John Baker, Jr. argues that attempts to restructure immigration policy must focus on the economic incentives of both businesses and foreign workers if the rule of law is to be upheld.
Speaking on immigration to law school audiences and defending the nation’s right – indeed, obligation – to distinguish between citizens and non-citizens is quite a challenge. It helps when I begin by mentioning my representation of some “unauthorized aliens” (the term used in immigration law), my recruiting of foreign students, and my promotion to foreign investors of the EB-5 program for a “green card” and eventual citizenship in return for large investments that generate new jobs for American workers. At that point, it seems those who have come determined to confront me are now willing at least to listen. Apparently, they conclude that “Maybe, he doesn’t actually hate foreigners.”

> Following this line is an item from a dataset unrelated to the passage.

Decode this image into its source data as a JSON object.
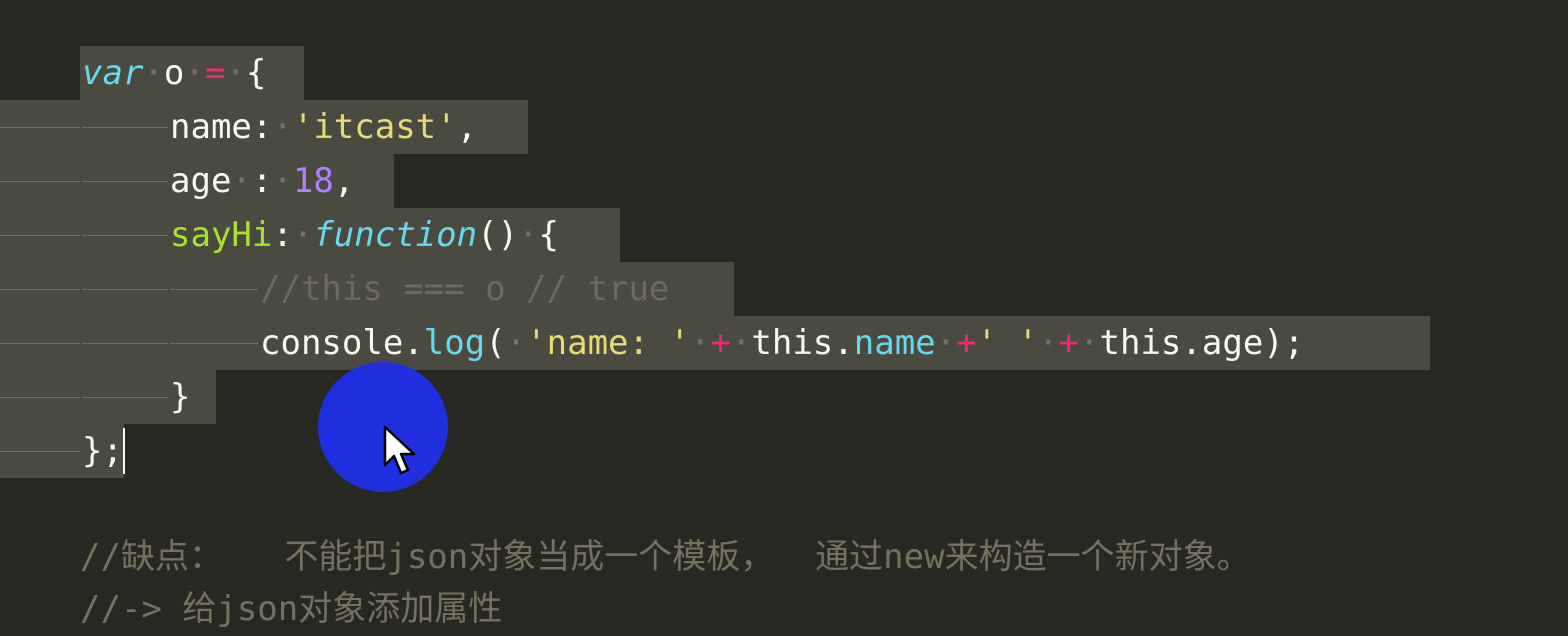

Immigration is the one social issue which actually falls within the authority of the federal government due to a sovereign’s international right to control its borders. It is also the one social issue over which the deadlock in Washington currently appears to be unbreakable. Compare the abortion issue on which, despite deep divisiveness, the Congress passed, the president signed, and the Supreme Court upheld the Partial-Birth Abortion bill. Emotions on both sides of this most controversial issue were as strong as—if not stronger than—usual, but the rational argument for the legislation tipped the balance. With immigration, the debate in Washington lacks rational argument because it is dominated by the extremes of those for open borders versus those who say they oppose illegal immigration but who actually also oppose legal immigration.
Congress last enacted broad immigration legislation in 1996, the Illegal Immigration Reform and Immigrant Responsibility Act. This was supposed to be a “get tough” law that would deter illegal migration to the United States. Instead, illegal immigration has only escalated since then, to at least 11 million according to the Census Bureau. Alarmed by the uncontrolled increase in illegal immigration, much of the public wants even tougher measures. What almost nobody mentions is that certain “get tough” provisions in the 1996 law had the opposite effect of what was intended. They actually encouraged increased illegal immigration. Rather than going back and forth across the border, as they previously did with ease, illegal workers chose to move their entire families to the US rather than incur the repeated costs of paying coyotes to get them across a tightened border.